BEGIN
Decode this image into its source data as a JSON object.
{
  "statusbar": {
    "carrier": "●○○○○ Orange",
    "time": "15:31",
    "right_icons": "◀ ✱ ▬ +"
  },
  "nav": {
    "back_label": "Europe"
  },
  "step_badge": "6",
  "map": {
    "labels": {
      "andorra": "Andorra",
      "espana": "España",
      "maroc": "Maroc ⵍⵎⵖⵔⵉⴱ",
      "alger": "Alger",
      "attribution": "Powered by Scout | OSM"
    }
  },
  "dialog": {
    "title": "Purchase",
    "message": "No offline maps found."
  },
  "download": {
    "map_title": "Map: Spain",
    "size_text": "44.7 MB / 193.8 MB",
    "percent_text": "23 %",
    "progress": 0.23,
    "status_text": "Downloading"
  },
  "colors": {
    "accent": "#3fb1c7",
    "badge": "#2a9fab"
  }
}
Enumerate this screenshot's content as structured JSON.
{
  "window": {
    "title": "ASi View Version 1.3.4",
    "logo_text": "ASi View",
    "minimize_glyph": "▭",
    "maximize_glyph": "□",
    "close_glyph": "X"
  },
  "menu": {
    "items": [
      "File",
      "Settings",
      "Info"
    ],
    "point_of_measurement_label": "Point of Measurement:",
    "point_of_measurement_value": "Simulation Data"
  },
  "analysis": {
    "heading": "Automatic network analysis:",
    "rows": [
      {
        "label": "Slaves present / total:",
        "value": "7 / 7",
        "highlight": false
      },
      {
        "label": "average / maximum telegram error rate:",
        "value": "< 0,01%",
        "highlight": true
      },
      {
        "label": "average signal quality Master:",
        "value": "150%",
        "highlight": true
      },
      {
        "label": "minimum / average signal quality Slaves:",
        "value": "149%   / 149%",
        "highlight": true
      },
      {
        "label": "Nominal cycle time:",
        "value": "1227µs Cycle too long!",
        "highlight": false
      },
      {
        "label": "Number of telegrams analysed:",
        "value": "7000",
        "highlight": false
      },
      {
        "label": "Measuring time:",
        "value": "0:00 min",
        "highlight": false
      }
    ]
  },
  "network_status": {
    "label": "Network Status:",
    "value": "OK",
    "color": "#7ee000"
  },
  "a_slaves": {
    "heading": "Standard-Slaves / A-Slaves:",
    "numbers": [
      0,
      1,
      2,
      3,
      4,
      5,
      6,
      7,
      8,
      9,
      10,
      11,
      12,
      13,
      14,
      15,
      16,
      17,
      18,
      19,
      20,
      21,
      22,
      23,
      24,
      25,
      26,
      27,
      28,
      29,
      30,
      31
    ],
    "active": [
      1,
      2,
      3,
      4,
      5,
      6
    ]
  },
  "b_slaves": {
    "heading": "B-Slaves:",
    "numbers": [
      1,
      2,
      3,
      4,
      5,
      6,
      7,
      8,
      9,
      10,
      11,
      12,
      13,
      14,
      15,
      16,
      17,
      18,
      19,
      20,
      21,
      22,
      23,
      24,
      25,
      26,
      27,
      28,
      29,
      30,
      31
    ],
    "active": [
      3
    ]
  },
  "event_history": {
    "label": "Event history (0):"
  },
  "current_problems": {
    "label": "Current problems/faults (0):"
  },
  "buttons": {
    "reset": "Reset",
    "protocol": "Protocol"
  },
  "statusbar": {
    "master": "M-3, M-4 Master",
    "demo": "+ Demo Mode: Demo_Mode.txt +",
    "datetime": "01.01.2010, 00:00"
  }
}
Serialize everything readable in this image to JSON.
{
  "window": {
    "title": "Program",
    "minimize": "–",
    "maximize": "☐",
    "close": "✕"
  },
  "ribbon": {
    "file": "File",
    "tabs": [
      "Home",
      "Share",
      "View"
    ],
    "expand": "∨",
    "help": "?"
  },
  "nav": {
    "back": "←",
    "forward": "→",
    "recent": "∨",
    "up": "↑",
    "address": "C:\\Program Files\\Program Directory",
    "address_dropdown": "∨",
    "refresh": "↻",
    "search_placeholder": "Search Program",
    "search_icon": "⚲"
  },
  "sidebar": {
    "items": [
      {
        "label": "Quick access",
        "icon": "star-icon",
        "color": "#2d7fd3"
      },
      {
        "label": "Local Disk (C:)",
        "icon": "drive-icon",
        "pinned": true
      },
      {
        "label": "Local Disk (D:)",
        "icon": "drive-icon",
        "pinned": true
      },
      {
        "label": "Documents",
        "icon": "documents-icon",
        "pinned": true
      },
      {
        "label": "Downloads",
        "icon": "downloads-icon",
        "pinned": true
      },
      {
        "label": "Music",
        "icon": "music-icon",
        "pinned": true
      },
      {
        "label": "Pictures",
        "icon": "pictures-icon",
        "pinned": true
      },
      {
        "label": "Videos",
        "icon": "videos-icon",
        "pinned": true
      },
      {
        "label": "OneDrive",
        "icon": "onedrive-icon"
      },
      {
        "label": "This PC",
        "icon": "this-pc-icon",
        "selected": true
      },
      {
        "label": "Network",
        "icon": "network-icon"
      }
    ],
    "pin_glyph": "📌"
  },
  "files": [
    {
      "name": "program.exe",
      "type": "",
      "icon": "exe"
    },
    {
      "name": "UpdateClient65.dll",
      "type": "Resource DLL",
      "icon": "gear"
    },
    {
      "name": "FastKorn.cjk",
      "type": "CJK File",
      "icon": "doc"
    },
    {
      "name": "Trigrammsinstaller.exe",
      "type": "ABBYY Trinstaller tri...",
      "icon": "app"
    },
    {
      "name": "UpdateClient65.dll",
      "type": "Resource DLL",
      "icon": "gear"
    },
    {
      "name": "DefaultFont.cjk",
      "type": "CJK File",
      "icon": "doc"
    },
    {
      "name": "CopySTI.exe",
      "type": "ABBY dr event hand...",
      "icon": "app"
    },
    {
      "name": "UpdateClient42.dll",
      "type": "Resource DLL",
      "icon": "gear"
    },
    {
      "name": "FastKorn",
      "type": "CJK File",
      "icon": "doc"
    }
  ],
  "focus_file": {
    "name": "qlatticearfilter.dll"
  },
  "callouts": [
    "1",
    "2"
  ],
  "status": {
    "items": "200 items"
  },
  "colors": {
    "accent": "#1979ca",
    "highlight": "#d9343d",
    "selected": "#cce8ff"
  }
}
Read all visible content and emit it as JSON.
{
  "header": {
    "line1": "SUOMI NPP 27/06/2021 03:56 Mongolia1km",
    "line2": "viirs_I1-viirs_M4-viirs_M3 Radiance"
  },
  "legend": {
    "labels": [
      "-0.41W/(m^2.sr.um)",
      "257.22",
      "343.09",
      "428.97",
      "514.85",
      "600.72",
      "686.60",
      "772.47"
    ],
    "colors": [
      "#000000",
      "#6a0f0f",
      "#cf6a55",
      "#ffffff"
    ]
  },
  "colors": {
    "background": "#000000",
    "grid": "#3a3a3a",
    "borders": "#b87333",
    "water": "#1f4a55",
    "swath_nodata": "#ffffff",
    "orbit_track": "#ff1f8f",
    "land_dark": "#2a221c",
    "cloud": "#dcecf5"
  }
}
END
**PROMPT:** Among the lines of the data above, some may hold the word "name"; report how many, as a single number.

**EXERCISE RESULT:** 10